The CyberText Technologies Project, headed by Professor Elaine Treharne, is funded by Stanford University School of Engineering CyberInitiative. Our project team has been cataloguing the history of dominant text-based human communication devices in an effort to identify common traits. These determinable traits could theoretically be used predictively to assess which modern-day technologies are most likely to succeed and what paths imminent text technologies may take. The project is responsible for creating a series of standardized measuring tools and schemas for analysis of these objects, as well as case-study databases for dominant text technologies ranging from Cuneiform tablets to modern-day print. From our databases, machine learning assesses the patterns that will help in forecasting the future of text technologies.
The team--Elaine Treharne and Mateusz Fafinski with Celena Allen, Jessica Beckman, Clare Tandy, HB Klein, Kim Ngo, Liz Fischer and Dylan Bedford--has now assembled a meticulously curated database of major text technologies, the characteristics of which (e.g., portability) have been determined with objectively verifiable measurements.

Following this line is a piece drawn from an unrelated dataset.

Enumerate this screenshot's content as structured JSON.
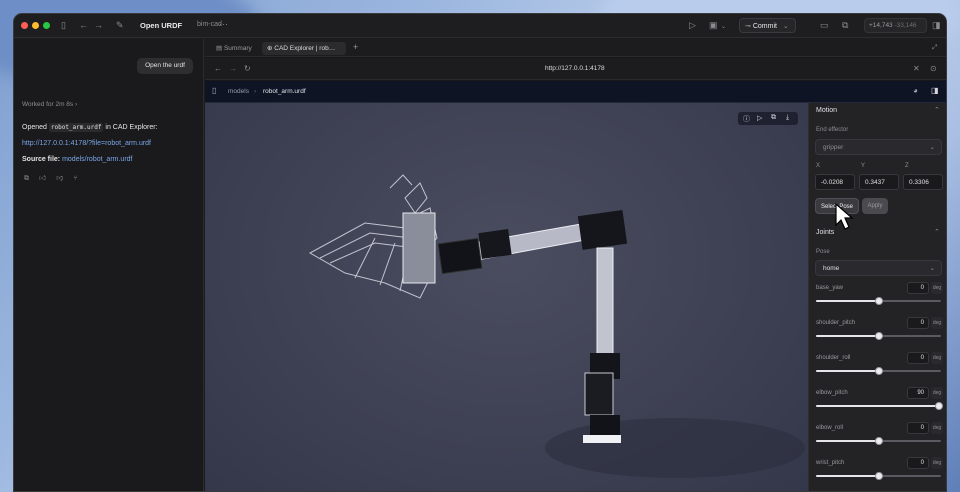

Our database (a whole book in itself!) is tested against very large comparable datasets for validation. Our algorithms are demonstrating, unequivocally, that all text technologies show similar patterns within their life cycles, whether those cycles are long or short. Such patterns can now be mapped onto contemporary technologies to demonstrate the ways in which these might develop into the future. We might be able to reveal, then, what makes for successful future technologies, because of the amazing story our historical data tells.